The myriad rules, formalities and procedural safeguards of the American justice system can sometimes seem quite boggling to the average citizen. Forms of Alternative Dispute Resolution (ADR), such as arbitration and conflict mediation, have become popular options for parties that wish to settle legal claims without going through the traditional civil system.
In traditional litigation, one party hires an attorney and files a lawsuit, requiring the other party to defend the lawsuit by hiring his or her own lawyer. In this model, a judge or jury is responsible for deciding whether the prosecution or defense is in the right.
In arbitration, a neutral third party is employed to resolve the conflict instead of bringing it before a judge or jury. Arbitration is typically a binding procedure (though there are exceptions), and arbitrators function a bit like judges in that they make decisions about evidence and submit written statements about the case.
Many people seek arbitration services as an alternative to traditional litigation because it is generally considered to be a less costly and time-consuming process. Other reasons for choosing arbitration may include:
Despite its many benefits, arbitration is not always the best choice for every case. In certain situations, it can lead to far more complications in handling a dispute.
The most appealing benefits of arbitration often double as drawbacks when it comes to resolving difficult cases. Here are some of the common limitations of choosing to resolve a case outside the courts:
The key in deciding whether to arbitrate a case often lies in carefully considering the nature of the dispute and the quality of relationship between the parties.
Generally, the more complicated and adversarial the relationship, the more taxing it will be to seek mediation outside a court of law. The checks and balances, as well as precautionary formalities, associated with the traditional litigation system may still be the best choice when dealing with a highly volatile case.
Blackman, John S. (1999). Things to Consider Before Including an Arbitration Clause in Your Contract. Retrieved March 7, 2008, from the FindLaw Web site.

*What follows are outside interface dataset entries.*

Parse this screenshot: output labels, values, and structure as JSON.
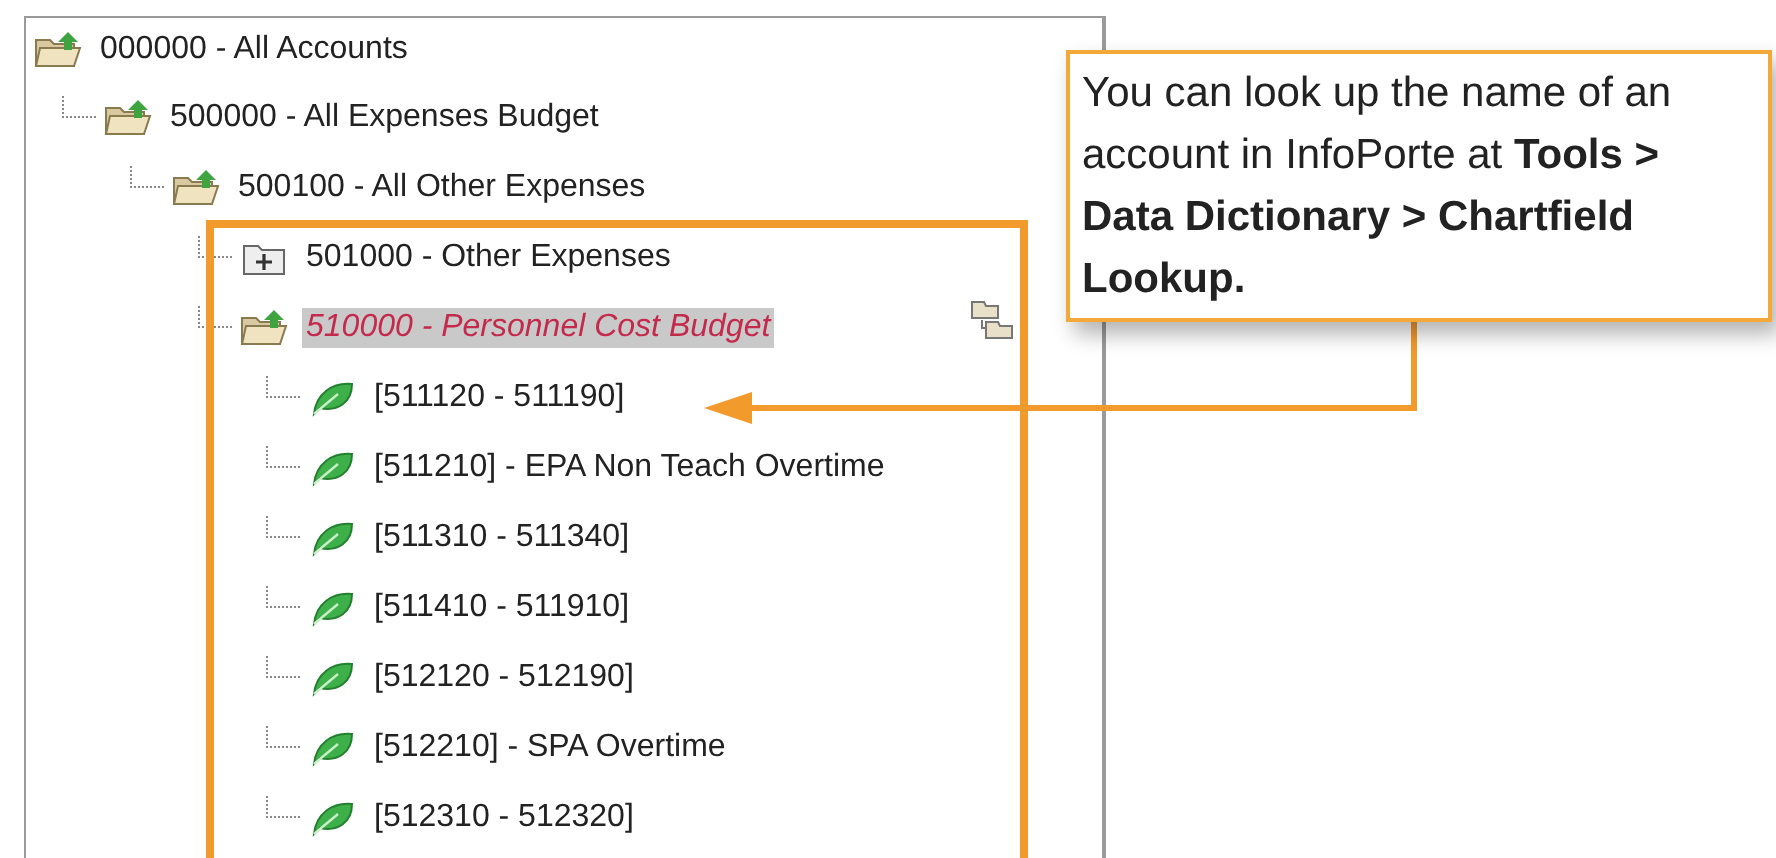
{
  "tree": [
    {
      "label": "000000 - All Accounts",
      "kind": "folder-open",
      "selected": false,
      "children": [
        {
          "label": "500000 - All Expenses Budget",
          "kind": "folder-open",
          "selected": false,
          "children": [
            {
              "label": "500100 - All Other Expenses",
              "kind": "folder-open",
              "selected": false,
              "children": [
                {
                  "label": "501000 - Other Expenses",
                  "kind": "folder-closed",
                  "selected": false
                },
                {
                  "label": "510000 - Personnel Cost Budget",
                  "kind": "folder-open",
                  "selected": true,
                  "children": [
                    {
                      "label": "[511120 - 511190]",
                      "kind": "leaf",
                      "selected": false
                    },
                    {
                      "label": "[511210] - EPA Non Teach Overtime",
                      "kind": "leaf",
                      "selected": false
                    },
                    {
                      "label": "[511310 - 511340]",
                      "kind": "leaf",
                      "selected": false
                    },
                    {
                      "label": "[511410 - 511910]",
                      "kind": "leaf",
                      "selected": false
                    },
                    {
                      "label": "[512120 - 512190]",
                      "kind": "leaf",
                      "selected": false
                    },
                    {
                      "label": "[512210] - SPA Overtime",
                      "kind": "leaf",
                      "selected": false
                    },
                    {
                      "label": "[512310 - 512320]",
                      "kind": "leaf",
                      "selected": false
                    }
                  ]
                }
              ]
            }
          ]
        }
      ]
    }
  ],
  "callout": {
    "text": "You can look up the name of an account in InfoPorte at **Tools > Data Dictionary > Chartfield Lookup.**"
  }
}
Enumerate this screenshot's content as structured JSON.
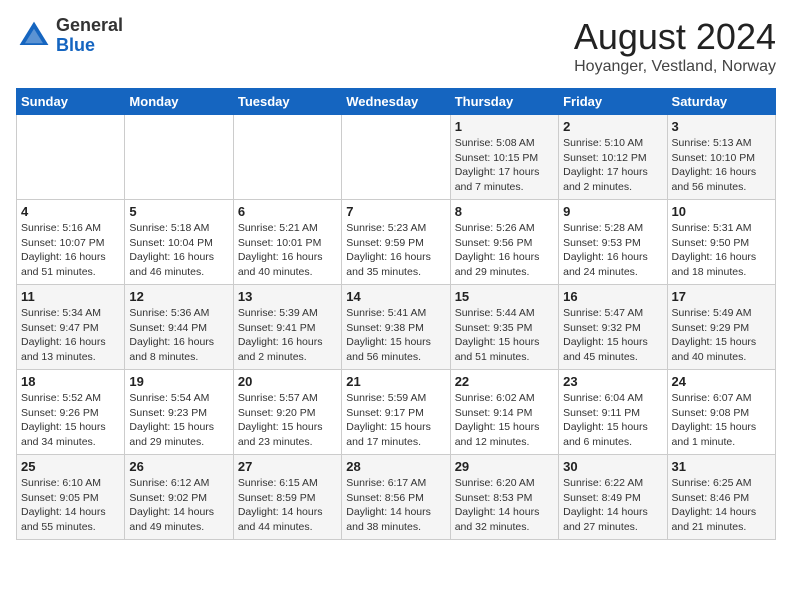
{
  "header": {
    "logo_general": "General",
    "logo_blue": "Blue",
    "title": "August 2024",
    "subtitle": "Hoyanger, Vestland, Norway"
  },
  "weekdays": [
    "Sunday",
    "Monday",
    "Tuesday",
    "Wednesday",
    "Thursday",
    "Friday",
    "Saturday"
  ],
  "weeks": [
    [
      {
        "day": "",
        "info": ""
      },
      {
        "day": "",
        "info": ""
      },
      {
        "day": "",
        "info": ""
      },
      {
        "day": "",
        "info": ""
      },
      {
        "day": "1",
        "info": "Sunrise: 5:08 AM\nSunset: 10:15 PM\nDaylight: 17 hours\nand 7 minutes."
      },
      {
        "day": "2",
        "info": "Sunrise: 5:10 AM\nSunset: 10:12 PM\nDaylight: 17 hours\nand 2 minutes."
      },
      {
        "day": "3",
        "info": "Sunrise: 5:13 AM\nSunset: 10:10 PM\nDaylight: 16 hours\nand 56 minutes."
      }
    ],
    [
      {
        "day": "4",
        "info": "Sunrise: 5:16 AM\nSunset: 10:07 PM\nDaylight: 16 hours\nand 51 minutes."
      },
      {
        "day": "5",
        "info": "Sunrise: 5:18 AM\nSunset: 10:04 PM\nDaylight: 16 hours\nand 46 minutes."
      },
      {
        "day": "6",
        "info": "Sunrise: 5:21 AM\nSunset: 10:01 PM\nDaylight: 16 hours\nand 40 minutes."
      },
      {
        "day": "7",
        "info": "Sunrise: 5:23 AM\nSunset: 9:59 PM\nDaylight: 16 hours\nand 35 minutes."
      },
      {
        "day": "8",
        "info": "Sunrise: 5:26 AM\nSunset: 9:56 PM\nDaylight: 16 hours\nand 29 minutes."
      },
      {
        "day": "9",
        "info": "Sunrise: 5:28 AM\nSunset: 9:53 PM\nDaylight: 16 hours\nand 24 minutes."
      },
      {
        "day": "10",
        "info": "Sunrise: 5:31 AM\nSunset: 9:50 PM\nDaylight: 16 hours\nand 18 minutes."
      }
    ],
    [
      {
        "day": "11",
        "info": "Sunrise: 5:34 AM\nSunset: 9:47 PM\nDaylight: 16 hours\nand 13 minutes."
      },
      {
        "day": "12",
        "info": "Sunrise: 5:36 AM\nSunset: 9:44 PM\nDaylight: 16 hours\nand 8 minutes."
      },
      {
        "day": "13",
        "info": "Sunrise: 5:39 AM\nSunset: 9:41 PM\nDaylight: 16 hours\nand 2 minutes."
      },
      {
        "day": "14",
        "info": "Sunrise: 5:41 AM\nSunset: 9:38 PM\nDaylight: 15 hours\nand 56 minutes."
      },
      {
        "day": "15",
        "info": "Sunrise: 5:44 AM\nSunset: 9:35 PM\nDaylight: 15 hours\nand 51 minutes."
      },
      {
        "day": "16",
        "info": "Sunrise: 5:47 AM\nSunset: 9:32 PM\nDaylight: 15 hours\nand 45 minutes."
      },
      {
        "day": "17",
        "info": "Sunrise: 5:49 AM\nSunset: 9:29 PM\nDaylight: 15 hours\nand 40 minutes."
      }
    ],
    [
      {
        "day": "18",
        "info": "Sunrise: 5:52 AM\nSunset: 9:26 PM\nDaylight: 15 hours\nand 34 minutes."
      },
      {
        "day": "19",
        "info": "Sunrise: 5:54 AM\nSunset: 9:23 PM\nDaylight: 15 hours\nand 29 minutes."
      },
      {
        "day": "20",
        "info": "Sunrise: 5:57 AM\nSunset: 9:20 PM\nDaylight: 15 hours\nand 23 minutes."
      },
      {
        "day": "21",
        "info": "Sunrise: 5:59 AM\nSunset: 9:17 PM\nDaylight: 15 hours\nand 17 minutes."
      },
      {
        "day": "22",
        "info": "Sunrise: 6:02 AM\nSunset: 9:14 PM\nDaylight: 15 hours\nand 12 minutes."
      },
      {
        "day": "23",
        "info": "Sunrise: 6:04 AM\nSunset: 9:11 PM\nDaylight: 15 hours\nand 6 minutes."
      },
      {
        "day": "24",
        "info": "Sunrise: 6:07 AM\nSunset: 9:08 PM\nDaylight: 15 hours\nand 1 minute."
      }
    ],
    [
      {
        "day": "25",
        "info": "Sunrise: 6:10 AM\nSunset: 9:05 PM\nDaylight: 14 hours\nand 55 minutes."
      },
      {
        "day": "26",
        "info": "Sunrise: 6:12 AM\nSunset: 9:02 PM\nDaylight: 14 hours\nand 49 minutes."
      },
      {
        "day": "27",
        "info": "Sunrise: 6:15 AM\nSunset: 8:59 PM\nDaylight: 14 hours\nand 44 minutes."
      },
      {
        "day": "28",
        "info": "Sunrise: 6:17 AM\nSunset: 8:56 PM\nDaylight: 14 hours\nand 38 minutes."
      },
      {
        "day": "29",
        "info": "Sunrise: 6:20 AM\nSunset: 8:53 PM\nDaylight: 14 hours\nand 32 minutes."
      },
      {
        "day": "30",
        "info": "Sunrise: 6:22 AM\nSunset: 8:49 PM\nDaylight: 14 hours\nand 27 minutes."
      },
      {
        "day": "31",
        "info": "Sunrise: 6:25 AM\nSunset: 8:46 PM\nDaylight: 14 hours\nand 21 minutes."
      }
    ]
  ]
}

Corcoran, Tim (2008). What is ADR? Retrieved March 7, 2008, from Redlands Arbitration and Mediation Services Web site.